What you need to do:
In the listing below, find every line with the string "home" and pull it out.

Records shown:
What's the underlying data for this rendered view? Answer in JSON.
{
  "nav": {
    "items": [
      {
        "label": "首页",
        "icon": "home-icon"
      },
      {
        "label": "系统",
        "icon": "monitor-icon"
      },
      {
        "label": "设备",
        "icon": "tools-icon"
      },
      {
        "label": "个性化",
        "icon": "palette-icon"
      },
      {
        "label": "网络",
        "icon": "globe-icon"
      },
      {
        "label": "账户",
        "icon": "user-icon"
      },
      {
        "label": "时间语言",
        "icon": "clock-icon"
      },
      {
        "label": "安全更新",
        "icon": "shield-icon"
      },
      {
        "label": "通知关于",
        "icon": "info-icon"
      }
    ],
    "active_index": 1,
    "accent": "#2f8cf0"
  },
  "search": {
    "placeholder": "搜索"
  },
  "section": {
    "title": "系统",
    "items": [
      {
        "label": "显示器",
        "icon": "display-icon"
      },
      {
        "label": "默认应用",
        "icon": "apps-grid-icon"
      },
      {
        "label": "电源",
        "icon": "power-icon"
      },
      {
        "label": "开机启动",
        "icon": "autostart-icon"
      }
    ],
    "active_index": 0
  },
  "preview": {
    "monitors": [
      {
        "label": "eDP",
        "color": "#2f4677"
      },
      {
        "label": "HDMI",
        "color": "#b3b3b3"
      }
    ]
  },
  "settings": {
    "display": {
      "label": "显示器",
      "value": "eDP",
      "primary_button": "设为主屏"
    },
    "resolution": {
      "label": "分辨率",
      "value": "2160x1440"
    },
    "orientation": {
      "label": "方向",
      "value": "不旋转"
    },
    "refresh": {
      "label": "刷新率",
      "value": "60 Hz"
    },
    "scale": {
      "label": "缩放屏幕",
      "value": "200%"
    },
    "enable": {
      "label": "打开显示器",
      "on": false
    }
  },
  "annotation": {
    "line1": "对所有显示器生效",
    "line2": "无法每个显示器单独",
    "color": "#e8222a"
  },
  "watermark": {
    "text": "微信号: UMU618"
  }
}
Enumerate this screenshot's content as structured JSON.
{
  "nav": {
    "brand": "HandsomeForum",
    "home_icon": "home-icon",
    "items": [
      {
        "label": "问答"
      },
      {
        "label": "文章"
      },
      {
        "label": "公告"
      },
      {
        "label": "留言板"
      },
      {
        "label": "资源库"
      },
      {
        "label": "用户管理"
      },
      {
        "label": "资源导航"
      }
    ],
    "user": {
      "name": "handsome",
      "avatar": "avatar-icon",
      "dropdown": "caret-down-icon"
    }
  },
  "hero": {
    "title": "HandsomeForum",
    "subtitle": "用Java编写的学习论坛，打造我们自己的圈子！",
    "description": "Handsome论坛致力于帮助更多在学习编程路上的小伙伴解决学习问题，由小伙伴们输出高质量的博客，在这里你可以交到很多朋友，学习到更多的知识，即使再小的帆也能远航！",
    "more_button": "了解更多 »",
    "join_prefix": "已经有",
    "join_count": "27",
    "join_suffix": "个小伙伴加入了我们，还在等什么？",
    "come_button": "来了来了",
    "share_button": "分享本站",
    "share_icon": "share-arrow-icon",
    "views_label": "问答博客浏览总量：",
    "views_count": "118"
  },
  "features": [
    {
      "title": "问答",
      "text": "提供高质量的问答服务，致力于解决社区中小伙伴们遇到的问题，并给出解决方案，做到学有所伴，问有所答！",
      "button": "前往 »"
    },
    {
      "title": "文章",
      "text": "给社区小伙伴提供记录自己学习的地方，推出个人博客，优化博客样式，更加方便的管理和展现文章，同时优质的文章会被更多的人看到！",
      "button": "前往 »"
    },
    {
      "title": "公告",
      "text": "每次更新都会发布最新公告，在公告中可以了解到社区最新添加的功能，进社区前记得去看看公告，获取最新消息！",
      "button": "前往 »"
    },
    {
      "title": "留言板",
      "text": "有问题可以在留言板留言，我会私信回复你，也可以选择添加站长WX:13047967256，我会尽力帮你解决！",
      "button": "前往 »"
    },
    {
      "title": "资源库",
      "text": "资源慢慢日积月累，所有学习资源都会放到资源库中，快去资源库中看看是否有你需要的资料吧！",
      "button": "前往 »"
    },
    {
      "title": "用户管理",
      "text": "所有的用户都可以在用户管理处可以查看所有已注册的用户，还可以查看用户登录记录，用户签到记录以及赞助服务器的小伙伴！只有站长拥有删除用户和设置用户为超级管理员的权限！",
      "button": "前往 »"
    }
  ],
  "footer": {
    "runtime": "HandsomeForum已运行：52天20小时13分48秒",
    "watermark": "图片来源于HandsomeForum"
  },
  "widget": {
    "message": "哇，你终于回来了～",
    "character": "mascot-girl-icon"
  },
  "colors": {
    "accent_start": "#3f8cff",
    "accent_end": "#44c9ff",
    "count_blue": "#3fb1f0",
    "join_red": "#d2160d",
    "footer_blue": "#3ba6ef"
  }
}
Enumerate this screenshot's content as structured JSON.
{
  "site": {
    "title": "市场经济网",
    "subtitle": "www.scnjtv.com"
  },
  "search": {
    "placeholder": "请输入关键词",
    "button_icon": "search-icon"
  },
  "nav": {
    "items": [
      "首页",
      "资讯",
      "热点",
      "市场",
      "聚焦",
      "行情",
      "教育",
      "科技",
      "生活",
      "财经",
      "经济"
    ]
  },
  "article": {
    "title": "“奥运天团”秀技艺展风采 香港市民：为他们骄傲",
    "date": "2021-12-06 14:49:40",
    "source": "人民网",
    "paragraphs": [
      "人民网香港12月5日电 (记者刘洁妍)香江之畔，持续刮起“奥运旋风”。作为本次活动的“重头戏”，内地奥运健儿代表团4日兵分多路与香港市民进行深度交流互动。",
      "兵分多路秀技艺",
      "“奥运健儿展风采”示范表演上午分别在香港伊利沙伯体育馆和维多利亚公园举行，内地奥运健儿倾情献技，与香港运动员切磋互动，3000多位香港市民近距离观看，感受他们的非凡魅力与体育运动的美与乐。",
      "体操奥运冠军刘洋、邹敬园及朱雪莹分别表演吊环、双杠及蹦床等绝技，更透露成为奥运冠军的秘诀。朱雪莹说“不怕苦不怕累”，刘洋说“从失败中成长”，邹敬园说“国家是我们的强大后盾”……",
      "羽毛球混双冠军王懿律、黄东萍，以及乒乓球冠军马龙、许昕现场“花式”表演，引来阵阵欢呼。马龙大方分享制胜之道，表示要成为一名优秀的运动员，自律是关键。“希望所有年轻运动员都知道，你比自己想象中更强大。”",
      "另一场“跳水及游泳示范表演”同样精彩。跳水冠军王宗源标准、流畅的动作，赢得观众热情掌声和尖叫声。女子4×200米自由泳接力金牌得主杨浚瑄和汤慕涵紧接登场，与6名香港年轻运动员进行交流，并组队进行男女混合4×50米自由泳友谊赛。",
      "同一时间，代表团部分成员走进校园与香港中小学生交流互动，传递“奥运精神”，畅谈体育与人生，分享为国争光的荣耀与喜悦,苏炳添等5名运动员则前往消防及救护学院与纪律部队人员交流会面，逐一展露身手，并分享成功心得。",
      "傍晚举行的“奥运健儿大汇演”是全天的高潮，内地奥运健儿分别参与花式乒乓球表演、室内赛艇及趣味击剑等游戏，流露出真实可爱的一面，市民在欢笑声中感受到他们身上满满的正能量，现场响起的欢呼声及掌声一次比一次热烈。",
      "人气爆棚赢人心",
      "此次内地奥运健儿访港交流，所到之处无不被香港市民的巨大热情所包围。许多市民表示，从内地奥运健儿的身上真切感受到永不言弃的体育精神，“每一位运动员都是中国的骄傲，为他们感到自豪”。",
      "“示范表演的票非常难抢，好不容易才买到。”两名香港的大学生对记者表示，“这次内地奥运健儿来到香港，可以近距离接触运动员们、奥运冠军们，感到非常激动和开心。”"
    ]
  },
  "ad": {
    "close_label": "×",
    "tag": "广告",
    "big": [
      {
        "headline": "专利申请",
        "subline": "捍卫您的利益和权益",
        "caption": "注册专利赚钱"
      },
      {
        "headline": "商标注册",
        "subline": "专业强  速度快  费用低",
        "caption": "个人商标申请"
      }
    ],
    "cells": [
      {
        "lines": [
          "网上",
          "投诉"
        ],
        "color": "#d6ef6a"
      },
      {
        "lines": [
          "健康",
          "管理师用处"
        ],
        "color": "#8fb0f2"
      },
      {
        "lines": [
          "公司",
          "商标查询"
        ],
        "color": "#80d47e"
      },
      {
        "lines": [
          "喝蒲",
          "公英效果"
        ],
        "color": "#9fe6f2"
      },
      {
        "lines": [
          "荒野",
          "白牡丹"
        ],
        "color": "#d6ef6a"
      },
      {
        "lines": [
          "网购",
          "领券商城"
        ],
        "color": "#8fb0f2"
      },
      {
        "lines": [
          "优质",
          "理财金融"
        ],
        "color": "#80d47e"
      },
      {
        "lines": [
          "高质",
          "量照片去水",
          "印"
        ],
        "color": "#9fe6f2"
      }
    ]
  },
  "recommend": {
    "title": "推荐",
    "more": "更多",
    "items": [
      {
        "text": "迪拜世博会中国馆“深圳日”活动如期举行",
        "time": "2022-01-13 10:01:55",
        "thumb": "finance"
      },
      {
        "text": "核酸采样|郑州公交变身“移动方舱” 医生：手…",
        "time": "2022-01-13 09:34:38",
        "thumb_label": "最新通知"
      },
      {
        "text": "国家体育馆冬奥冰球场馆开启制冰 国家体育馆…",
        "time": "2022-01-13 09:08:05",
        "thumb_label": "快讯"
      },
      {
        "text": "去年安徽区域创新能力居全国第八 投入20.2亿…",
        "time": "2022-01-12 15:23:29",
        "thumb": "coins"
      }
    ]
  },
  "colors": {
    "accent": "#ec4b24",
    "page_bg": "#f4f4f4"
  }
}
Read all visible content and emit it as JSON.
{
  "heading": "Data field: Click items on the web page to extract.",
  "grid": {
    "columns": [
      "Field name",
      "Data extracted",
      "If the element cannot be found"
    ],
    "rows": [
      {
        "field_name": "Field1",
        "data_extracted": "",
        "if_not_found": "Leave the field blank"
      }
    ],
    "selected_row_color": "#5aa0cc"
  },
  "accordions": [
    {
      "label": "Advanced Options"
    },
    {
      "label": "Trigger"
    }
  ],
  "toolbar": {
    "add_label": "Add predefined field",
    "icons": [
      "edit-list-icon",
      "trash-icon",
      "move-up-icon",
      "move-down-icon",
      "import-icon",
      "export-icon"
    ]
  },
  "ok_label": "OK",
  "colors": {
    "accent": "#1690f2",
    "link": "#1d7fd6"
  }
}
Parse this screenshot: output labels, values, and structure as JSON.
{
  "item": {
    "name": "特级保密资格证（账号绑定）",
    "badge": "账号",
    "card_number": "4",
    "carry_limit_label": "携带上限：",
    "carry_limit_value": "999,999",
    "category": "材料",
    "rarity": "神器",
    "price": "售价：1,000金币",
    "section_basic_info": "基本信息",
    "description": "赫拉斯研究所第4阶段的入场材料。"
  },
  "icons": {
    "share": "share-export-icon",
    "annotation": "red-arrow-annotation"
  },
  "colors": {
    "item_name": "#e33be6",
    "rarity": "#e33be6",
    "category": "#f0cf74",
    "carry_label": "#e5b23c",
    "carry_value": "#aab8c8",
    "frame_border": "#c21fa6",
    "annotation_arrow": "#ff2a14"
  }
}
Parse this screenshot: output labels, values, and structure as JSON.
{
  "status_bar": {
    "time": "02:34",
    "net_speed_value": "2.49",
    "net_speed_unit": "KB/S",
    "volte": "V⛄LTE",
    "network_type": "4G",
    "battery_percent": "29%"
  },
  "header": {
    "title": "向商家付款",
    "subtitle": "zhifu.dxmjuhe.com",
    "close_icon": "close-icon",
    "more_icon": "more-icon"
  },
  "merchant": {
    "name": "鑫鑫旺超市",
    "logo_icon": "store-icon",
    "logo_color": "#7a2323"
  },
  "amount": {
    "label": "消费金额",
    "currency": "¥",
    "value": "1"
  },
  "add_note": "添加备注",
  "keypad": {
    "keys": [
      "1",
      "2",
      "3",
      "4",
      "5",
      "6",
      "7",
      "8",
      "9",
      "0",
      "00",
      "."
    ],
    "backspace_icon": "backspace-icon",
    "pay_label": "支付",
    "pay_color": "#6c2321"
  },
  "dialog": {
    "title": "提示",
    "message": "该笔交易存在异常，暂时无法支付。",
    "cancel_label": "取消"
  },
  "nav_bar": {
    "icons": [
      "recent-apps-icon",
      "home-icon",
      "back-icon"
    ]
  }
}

Response to this task:
        "icon": "home-icon"
    "home_icon": "home-icon",
      "home-icon",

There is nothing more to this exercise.